Max Hamburger Restaurants shows sustainability pays off
Sweden's Max Hamburger Restaurants chain continues to inspire the world with evidence that sustainable business pays off. In this post we're pleased to share recent media coverage from Harvard Business Review and TEDx Presidio.
Max is a great example of how use of a sustainability framework, strategic thinking, strong values, solid hard work and attention to the business case can help companies do well by doing good. Keep it up Max!
Acknowledgements to HBR and TEDx Presidio.
A Swedish Burger Chain Says "Minimize Me"
Last week I wrote about how eating less meat was the best way to reduce your food's carbon footprint. But what do you do if you want to be a responsible corporate citizen and you sell fast food? Well, I think your company would look a lot like
I recently spoke to Richard Bergfors, the CEO (and son of the founders) of this unusual 44-year-old "fast" food chain. With 3000 employees and about $200 million in revenue,
In 2000, the company set a new strategy focused on the word "fresh." The leaders looked closely at every ingredient and reduced fat, salt, and sugar, and eliminated genetically modified organisms (GMOs) and trans fats. The menu got healthier, with multiple side options besides fries, 10 drinks with no added sugar, and a selection of darker, healthier breads. The company now sources 100% of its beef and chicken — and 90% of all its product — locally.
To explore its broader climate impact, the firm started working with Swedish thought leaders
But perhaps the most surprising thing this company does is try to influence its customers to buy less meat. Quick reminder: the chain is called
In 2004, a golden marketing opportunity came along with the launch of the documentary Supersize Me, which followed director Morgan Spurlock as he ate only McDonald's food for 30 days.
The result of all these efforts is a more sustainable burger chain that's telling everyone to eat less meat, and doing so profitably. The mix of non-beef products is 30% higher than it used to be. But the profit margins are very high.
Bergfors reports that his stores are averaging 11 to 15 percent profit margins versus 2 to 5 percent at the big name competitors. He says
Of course a family run company always has more leeway to act on values (see Patagonia, the prime example). As Bergfors told me, "we've always done things a bit differently — the goal is greater than to just maximize profit." But it's still a business, and in the next breath he said, "we're profit driven and like to make a profit like everyone else...but we don't put profit first...we don't have to maximize profit and we can care for people and the planet we're living on."
Andrew Winston is the co-author of the best-seller Green to Gold and the author of Green Recovery.
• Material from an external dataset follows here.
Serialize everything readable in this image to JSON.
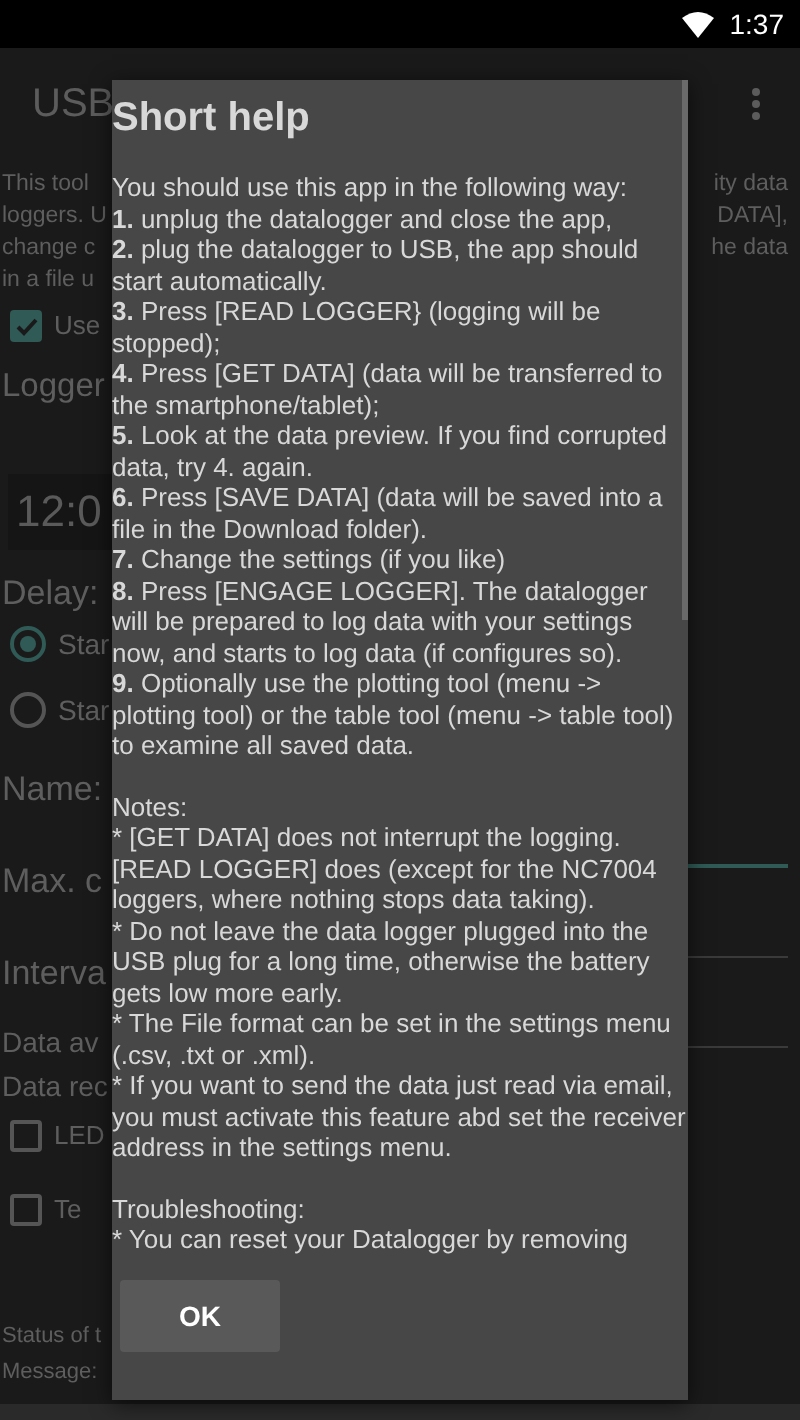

He advises some of the world’s biggest companies on environmental strategy. Follow him on Twitter at @GreenAdvantage.